(Dataset entries)
* * *

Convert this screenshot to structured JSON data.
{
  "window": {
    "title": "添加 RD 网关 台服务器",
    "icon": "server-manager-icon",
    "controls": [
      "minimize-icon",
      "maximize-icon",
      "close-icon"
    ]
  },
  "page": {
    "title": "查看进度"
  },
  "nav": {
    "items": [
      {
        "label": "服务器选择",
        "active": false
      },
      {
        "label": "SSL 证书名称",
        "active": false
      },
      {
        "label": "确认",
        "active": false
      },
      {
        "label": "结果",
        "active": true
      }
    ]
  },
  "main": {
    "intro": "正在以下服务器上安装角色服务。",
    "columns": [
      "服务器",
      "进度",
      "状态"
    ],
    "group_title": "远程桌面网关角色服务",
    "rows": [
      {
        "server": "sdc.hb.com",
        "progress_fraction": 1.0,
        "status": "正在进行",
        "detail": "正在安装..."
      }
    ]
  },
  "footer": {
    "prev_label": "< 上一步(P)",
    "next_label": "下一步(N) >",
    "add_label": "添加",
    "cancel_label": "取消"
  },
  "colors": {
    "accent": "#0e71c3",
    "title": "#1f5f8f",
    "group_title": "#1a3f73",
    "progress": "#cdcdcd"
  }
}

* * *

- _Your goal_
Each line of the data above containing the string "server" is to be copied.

- _Worked solution_
    "icon": "server-manager-icon",
        "server": "sdc.hb.com",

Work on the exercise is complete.